## BRIEF
From the entries below, copy every line holding the word "data".

Web page and app entries:
'''

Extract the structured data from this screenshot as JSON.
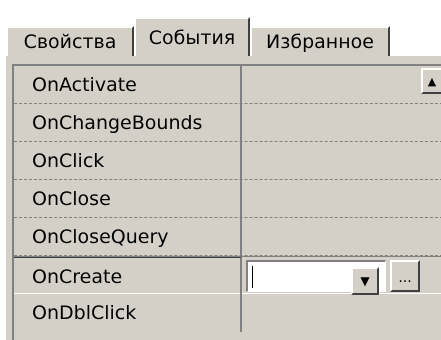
{
  "tabs": [
    {
      "label": "Свойства",
      "active": false
    },
    {
      "label": "События",
      "active": true
    },
    {
      "label": "Избранное",
      "active": false
    }
  ],
  "events": [
    {
      "name": "OnActivate",
      "value": ""
    },
    {
      "name": "OnChangeBounds",
      "value": ""
    },
    {
      "name": "OnClick",
      "value": ""
    },
    {
      "name": "OnClose",
      "value": ""
    },
    {
      "name": "OnCloseQuery",
      "value": ""
    },
    {
      "name": "OnCreate",
      "value": "",
      "selected": true
    },
    {
      "name": "OnDblClick",
      "value": ""
    }
  ],
  "editor": {
    "dropdown_glyph": "▼",
    "ellipsis_label": "..."
  },
  "scrollbar": {
    "up_glyph": "▲"
  },
  "colors": {
    "face": "#d4d0c8",
    "shadow": "#808080",
    "dark_shadow": "#404040",
    "highlight": "#ffffff"
  }
}
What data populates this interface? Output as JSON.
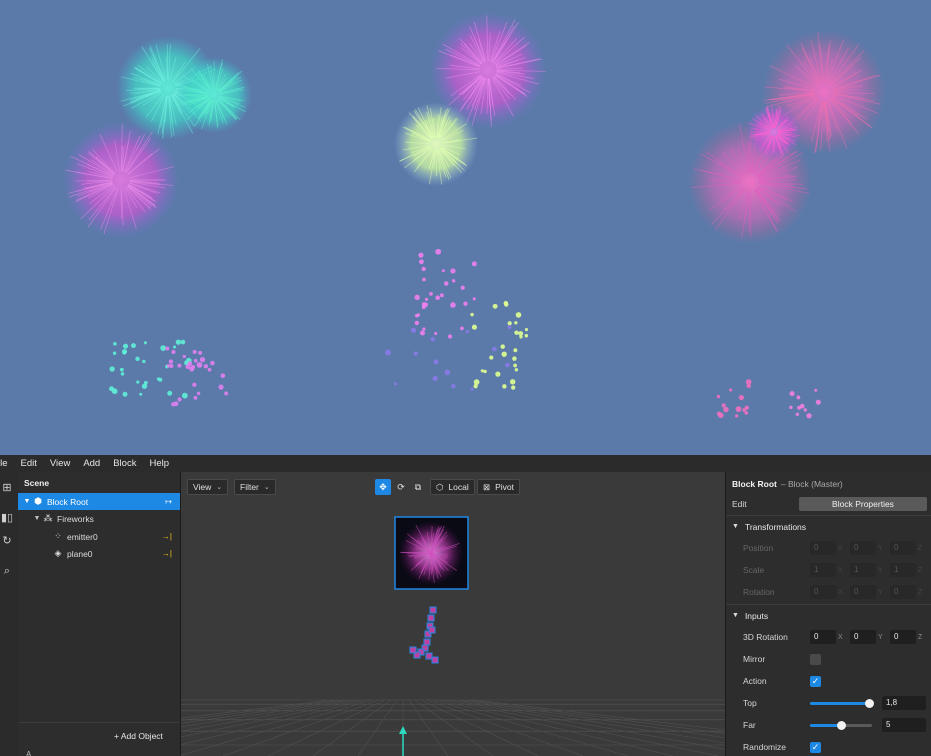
{
  "menu": [
    "ile",
    "Edit",
    "View",
    "Add",
    "Block",
    "Help"
  ],
  "scene": {
    "header": "Scene",
    "items": [
      {
        "label": "Block Root",
        "icon": "cube-icon",
        "trail": "↦"
      },
      {
        "label": "Fireworks",
        "icon": "fireworks-group-icon"
      },
      {
        "label": "emitter0",
        "icon": "emitter-icon",
        "trail": "→|"
      },
      {
        "label": "plane0",
        "icon": "plane-icon",
        "trail": "→|"
      }
    ],
    "add_object": "+ Add Object",
    "footer": "A"
  },
  "viewport": {
    "view_label": "View",
    "filter_label": "Filter",
    "local_label": "Local",
    "pivot_label": "Pivot"
  },
  "props": {
    "title": "Block Root",
    "subtitle": "– Block (Master)",
    "edit_label": "Edit",
    "block_properties": "Block Properties",
    "transformations": "Transformations",
    "position": "Position",
    "scale": "Scale",
    "rotation": "Rotation",
    "pos_values": [
      "0",
      "0",
      "0"
    ],
    "scale_values": [
      "1",
      "1",
      "1"
    ],
    "rot_values": [
      "0",
      "0",
      "0"
    ],
    "axes": [
      "X",
      "Y",
      "Z"
    ],
    "inputs": "Inputs",
    "rotation3d": "3D Rotation",
    "rotation3d_values": [
      "0",
      "0",
      "0"
    ],
    "mirror": "Mirror",
    "mirror_checked": false,
    "action": "Action",
    "action_checked": true,
    "top": "Top",
    "top_value": "1,8",
    "top_fraction": 0.95,
    "far": "Far",
    "far_value": "5",
    "far_fraction": 0.5,
    "randomize": "Randomize",
    "randomize_checked": true
  },
  "colors": {
    "accent": "#1e88e5",
    "sky": "#5b7aaa",
    "panel": "#2d2d2d"
  }
}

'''

## TASK RESULT
Extract the structured data from this screenshot as JSON.
What data populates this interface? Output as JSON.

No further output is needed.